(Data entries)

□ □ □ □ □ □ □

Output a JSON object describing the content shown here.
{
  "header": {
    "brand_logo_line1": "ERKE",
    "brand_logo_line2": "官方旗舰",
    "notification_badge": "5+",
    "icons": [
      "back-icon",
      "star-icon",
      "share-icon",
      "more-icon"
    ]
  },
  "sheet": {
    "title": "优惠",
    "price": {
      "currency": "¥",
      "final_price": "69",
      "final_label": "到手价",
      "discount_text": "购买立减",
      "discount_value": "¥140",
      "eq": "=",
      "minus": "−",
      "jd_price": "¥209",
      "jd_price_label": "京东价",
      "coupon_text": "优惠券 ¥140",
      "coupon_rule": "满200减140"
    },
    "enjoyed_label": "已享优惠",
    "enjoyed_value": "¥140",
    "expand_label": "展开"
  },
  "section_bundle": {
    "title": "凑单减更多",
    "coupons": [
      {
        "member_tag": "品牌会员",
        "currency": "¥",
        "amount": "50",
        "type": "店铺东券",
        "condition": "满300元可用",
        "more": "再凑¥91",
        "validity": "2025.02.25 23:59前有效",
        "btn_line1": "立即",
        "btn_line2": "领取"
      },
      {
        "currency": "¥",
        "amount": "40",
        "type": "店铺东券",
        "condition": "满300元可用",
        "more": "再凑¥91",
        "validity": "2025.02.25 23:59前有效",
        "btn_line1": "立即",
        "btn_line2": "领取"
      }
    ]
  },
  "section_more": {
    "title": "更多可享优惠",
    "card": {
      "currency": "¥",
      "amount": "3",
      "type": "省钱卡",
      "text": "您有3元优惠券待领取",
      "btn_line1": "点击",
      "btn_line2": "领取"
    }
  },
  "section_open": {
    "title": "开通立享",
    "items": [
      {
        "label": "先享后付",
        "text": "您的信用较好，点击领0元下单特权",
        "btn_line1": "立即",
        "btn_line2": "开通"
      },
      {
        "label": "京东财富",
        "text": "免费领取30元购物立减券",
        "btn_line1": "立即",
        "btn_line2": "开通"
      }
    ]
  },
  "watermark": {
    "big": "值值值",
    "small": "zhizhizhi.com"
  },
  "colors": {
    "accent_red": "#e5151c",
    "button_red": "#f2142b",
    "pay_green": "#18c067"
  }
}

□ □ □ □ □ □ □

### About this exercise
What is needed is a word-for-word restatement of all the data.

### Exercise answer
Output a JSON object describing the content shown here.
{
  "header": {
    "brand_logo_line1": "ERKE",
    "brand_logo_line2": "官方旗舰",
    "notification_badge": "5+",
    "icons": [
      "back-icon",
      "star-icon",
      "share-icon",
      "more-icon"
    ]
  },
  "sheet": {
    "title": "优惠",
    "price": {
      "currency": "¥",
      "final_price": "69",
      "final_label": "到手价",
      "discount_text": "购买立减",
      "discount_value": "¥140",
      "eq": "=",
      "minus": "−",
      "jd_price": "¥209",
      "jd_price_label": "京东价",
      "coupon_text": "优惠券 ¥140",
      "coupon_rule": "满200减140"
    },
    "enjoyed_label": "已享优惠",
    "enjoyed_value": "¥140",
    "expand_label": "展开"
  },
  "section_bundle": {
    "title": "凑单减更多",
    "coupons": [
      {
        "member_tag": "品牌会员",
        "currency": "¥",
        "amount": "50",
        "type": "店铺东券",
        "condition": "满300元可用",
        "more": "再凑¥91",
        "validity": "2025.02.25 23:59前有效",
        "btn_line1": "立即",
        "btn_line2": "领取"
      },
      {
        "currency": "¥",
        "amount": "40",
        "type": "店铺东券",
        "condition": "满300元可用",
        "more": "再凑¥91",
        "validity": "2025.02.25 23:59前有效",
        "btn_line1": "立即",
        "btn_line2": "领取"
      }
    ]
  },
  "section_more": {
    "title": "更多可享优惠",
    "card": {
      "currency": "¥",
      "amount": "3",
      "type": "省钱卡",
      "text": "您有3元优惠券待领取",
      "btn_line1": "点击",
      "btn_line2": "领取"
    }
  },
  "section_open": {
    "title": "开通立享",
    "items": [
      {
        "label": "先享后付",
        "text": "您的信用较好，点击领0元下单特权",
        "btn_line1": "立即",
        "btn_line2": "开通"
      },
      {
        "label": "京东财富",
        "text": "免费领取30元购物立减券",
        "btn_line1": "立即",
        "btn_line2": "开通"
      }
    ]
  },
  "watermark": {
    "big": "值值值",
    "small": "zhizhizhi.com"
  },
  "colors": {
    "accent_red": "#e5151c",
    "button_red": "#f2142b",
    "pay_green": "#18c067"
  }
}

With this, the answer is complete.